Entries provided:

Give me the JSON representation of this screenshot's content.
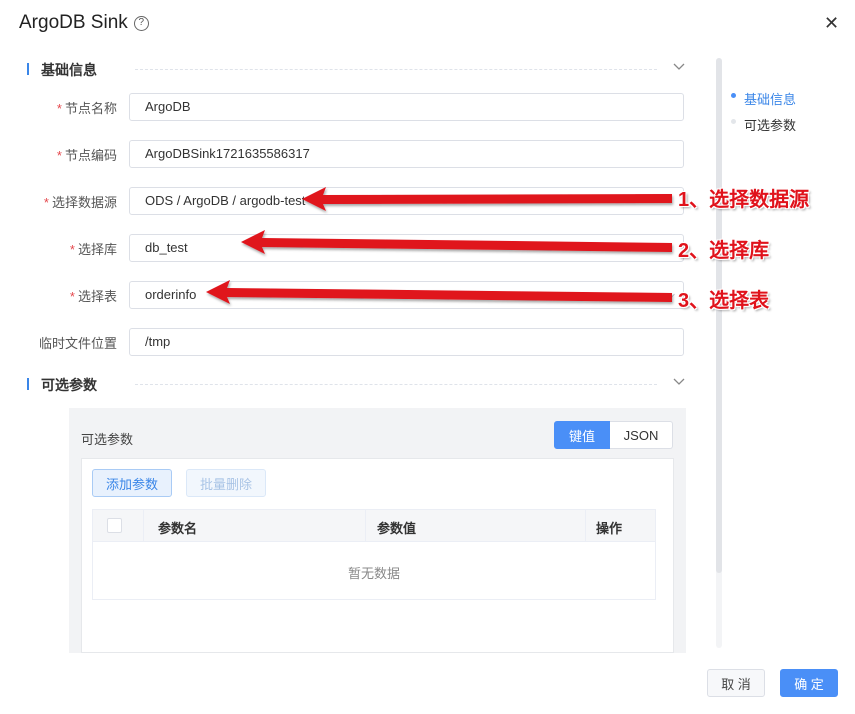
{
  "dialog": {
    "title": "ArgoDB Sink",
    "help_icon": "question-circle-icon",
    "close_icon": "close-icon"
  },
  "sections": {
    "basic": {
      "title": "基础信息"
    },
    "optional": {
      "title": "可选参数"
    }
  },
  "form": {
    "node_name": {
      "label": "节点名称",
      "required": true,
      "value": "ArgoDB"
    },
    "node_code": {
      "label": "节点编码",
      "required": true,
      "value": "ArgoDBSink1721635586317"
    },
    "datasource": {
      "label": "选择数据源",
      "required": true,
      "value": "ODS / ArgoDB / argodb-test"
    },
    "database": {
      "label": "选择库",
      "required": true,
      "value": "db_test"
    },
    "table": {
      "label": "选择表",
      "required": true,
      "value": "orderinfo"
    },
    "temp_path": {
      "label": "临时文件位置",
      "required": false,
      "value": "/tmp"
    }
  },
  "params_panel": {
    "title": "可选参数",
    "mode_keyvalue": "键值",
    "mode_json": "JSON",
    "add_button": "添加参数",
    "batch_delete_button": "批量删除",
    "columns": [
      "参数名",
      "参数值",
      "操作"
    ],
    "empty_text": "暂无数据"
  },
  "anchor_nav": {
    "items": [
      {
        "label": "基础信息",
        "active": true
      },
      {
        "label": "可选参数",
        "active": false
      }
    ]
  },
  "footer": {
    "cancel_label": "取 消",
    "ok_label": "确 定"
  },
  "annotations": [
    {
      "text": "1、选择数据源"
    },
    {
      "text": "2、选择库"
    },
    {
      "text": "3、选择表"
    }
  ],
  "colors": {
    "accent": "#4a8ff7",
    "required": "#e5484d",
    "annotation": "#e0121b"
  }
}
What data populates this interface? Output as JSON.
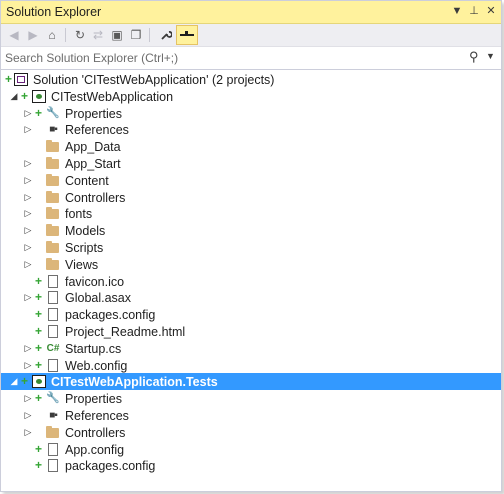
{
  "window": {
    "title": "Solution Explorer",
    "title_buttons": {
      "dropdown": "▼",
      "pin": "⊥",
      "close": "✕"
    },
    "accent": "#fff29d",
    "selection_color": "#3399ff"
  },
  "toolbar": {
    "buttons": [
      {
        "name": "back-button",
        "glyph": "◀",
        "disabled": true
      },
      {
        "name": "forward-button",
        "glyph": "▶",
        "disabled": true
      },
      {
        "name": "home-button",
        "glyph": "⌂",
        "disabled": false
      },
      {
        "name": "sync-button",
        "glyph": "↻",
        "disabled": false
      },
      {
        "name": "refresh-button",
        "glyph": "⇄",
        "disabled": true
      },
      {
        "name": "collapse-all-button",
        "glyph": "▣",
        "disabled": false
      },
      {
        "name": "show-all-files-button",
        "glyph": "❐",
        "disabled": false
      },
      {
        "name": "properties-button",
        "glyph": "🔧",
        "disabled": false
      },
      {
        "name": "preview-button",
        "glyph": "▬",
        "disabled": false
      }
    ]
  },
  "search": {
    "placeholder": "Search Solution Explorer (Ctrl+;)",
    "icon": "search-icon"
  },
  "tree": [
    {
      "label": "Solution 'CITestWebApplication' (2 projects)",
      "icon": "solution",
      "level": 0,
      "expander": "",
      "plus": true,
      "selected": false
    },
    {
      "label": "CITestWebApplication",
      "icon": "project",
      "level": 1,
      "expander": "◢",
      "plus": true,
      "selected": false
    },
    {
      "label": "Properties",
      "icon": "wrench",
      "level": 2,
      "expander": "▷",
      "plus": true,
      "selected": false
    },
    {
      "label": "References",
      "icon": "refs",
      "level": 2,
      "expander": "▷",
      "plus": false,
      "selected": false
    },
    {
      "label": "App_Data",
      "icon": "folder",
      "level": 2,
      "expander": "",
      "plus": false,
      "selected": false
    },
    {
      "label": "App_Start",
      "icon": "folder",
      "level": 2,
      "expander": "▷",
      "plus": false,
      "selected": false
    },
    {
      "label": "Content",
      "icon": "folder",
      "level": 2,
      "expander": "▷",
      "plus": false,
      "selected": false
    },
    {
      "label": "Controllers",
      "icon": "folder",
      "level": 2,
      "expander": "▷",
      "plus": false,
      "selected": false
    },
    {
      "label": "fonts",
      "icon": "folder",
      "level": 2,
      "expander": "▷",
      "plus": false,
      "selected": false
    },
    {
      "label": "Models",
      "icon": "folder",
      "level": 2,
      "expander": "▷",
      "plus": false,
      "selected": false
    },
    {
      "label": "Scripts",
      "icon": "folder",
      "level": 2,
      "expander": "▷",
      "plus": false,
      "selected": false
    },
    {
      "label": "Views",
      "icon": "folder",
      "level": 2,
      "expander": "▷",
      "plus": false,
      "selected": false
    },
    {
      "label": "favicon.ico",
      "icon": "file",
      "level": 2,
      "expander": "",
      "plus": true,
      "selected": false
    },
    {
      "label": "Global.asax",
      "icon": "file",
      "level": 2,
      "expander": "▷",
      "plus": true,
      "selected": false
    },
    {
      "label": "packages.config",
      "icon": "file",
      "level": 2,
      "expander": "",
      "plus": true,
      "selected": false
    },
    {
      "label": "Project_Readme.html",
      "icon": "file",
      "level": 2,
      "expander": "",
      "plus": true,
      "selected": false
    },
    {
      "label": "Startup.cs",
      "icon": "cs",
      "level": 2,
      "expander": "▷",
      "plus": true,
      "selected": false
    },
    {
      "label": "Web.config",
      "icon": "file",
      "level": 2,
      "expander": "▷",
      "plus": true,
      "selected": false
    },
    {
      "label": "CITestWebApplication.Tests",
      "icon": "project",
      "level": 1,
      "expander": "◢",
      "plus": true,
      "selected": true
    },
    {
      "label": "Properties",
      "icon": "wrench",
      "level": 2,
      "expander": "▷",
      "plus": true,
      "selected": false
    },
    {
      "label": "References",
      "icon": "refs",
      "level": 2,
      "expander": "▷",
      "plus": false,
      "selected": false
    },
    {
      "label": "Controllers",
      "icon": "folder",
      "level": 2,
      "expander": "▷",
      "plus": false,
      "selected": false
    },
    {
      "label": "App.config",
      "icon": "file",
      "level": 2,
      "expander": "",
      "plus": true,
      "selected": false
    },
    {
      "label": "packages.config",
      "icon": "file",
      "level": 2,
      "expander": "",
      "plus": true,
      "selected": false
    }
  ]
}
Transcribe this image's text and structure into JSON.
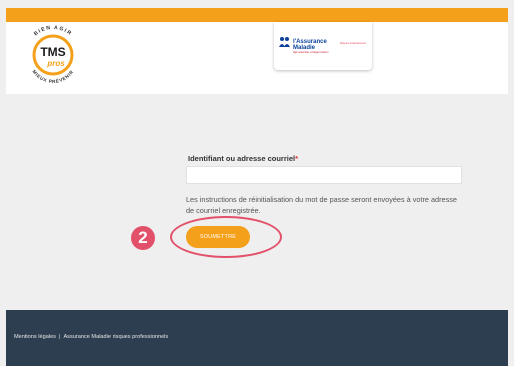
{
  "header": {
    "logo": {
      "ring_text_top": "BIEN AGIR",
      "ring_text_bottom": "MIEUX PRÉVENIR",
      "main_text": "TMS",
      "sub_text": "pros"
    },
    "partner": {
      "brand_line1": "l'Assurance",
      "brand_line2": "Maladie",
      "brand_tagline": "Agir ensemble, protéger chacun",
      "side_text": "Risques professionnels"
    }
  },
  "form": {
    "field_label": "Identifiant ou adresse courriel",
    "required_mark": "*",
    "input_value": "",
    "help_text": "Les instructions de réinitialisation du mot de passe seront envoyées à votre adresse de courriel enregistrée.",
    "submit_label": "SOUMETTRE"
  },
  "annotation": {
    "step_number": "2"
  },
  "footer": {
    "link_legal": "Mentions légales",
    "separator": "|",
    "link_am": "Assurance Maladie risques professionnels"
  },
  "colors": {
    "accent": "#f5a01a",
    "footer_bg": "#2c3e50",
    "annotation": "#e2506a",
    "brand_blue": "#0c419a"
  }
}
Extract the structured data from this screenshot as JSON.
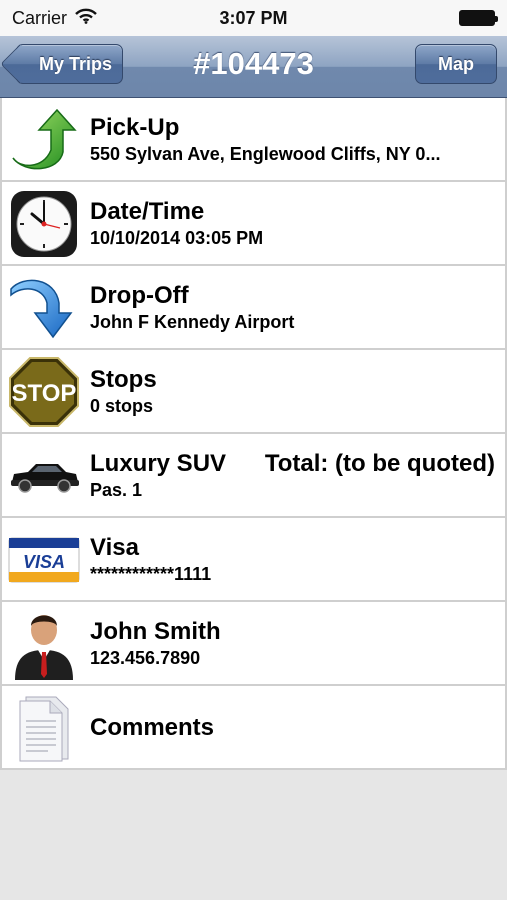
{
  "status": {
    "carrier": "Carrier",
    "time": "3:07 PM"
  },
  "nav": {
    "back_label": "My Trips",
    "title": "#104473",
    "map_label": "Map"
  },
  "rows": [
    {
      "icon": "green-arrow-icon",
      "title": "Pick-Up",
      "subtitle": "550 Sylvan Ave, Englewood Cliffs, NY 0..."
    },
    {
      "icon": "clock-icon",
      "title": "Date/Time",
      "subtitle": "10/10/2014 03:05 PM"
    },
    {
      "icon": "blue-arrow-icon",
      "title": "Drop-Off",
      "subtitle": "John F Kennedy Airport"
    },
    {
      "icon": "stop-sign-icon",
      "title": "Stops",
      "subtitle": "0 stops",
      "sign_text": "STOP"
    },
    {
      "icon": "car-icon",
      "title": "Luxury SUV",
      "total": "Total: (to be quoted)",
      "subtitle": "Pas. 1"
    },
    {
      "icon": "visa-card-icon",
      "title": "Visa",
      "subtitle": "************1111",
      "card_text": "VISA"
    },
    {
      "icon": "person-icon",
      "title": "John Smith",
      "subtitle": "123.456.7890"
    },
    {
      "icon": "document-icon",
      "title": "Comments"
    }
  ]
}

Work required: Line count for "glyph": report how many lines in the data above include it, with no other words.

Answer for the task: 9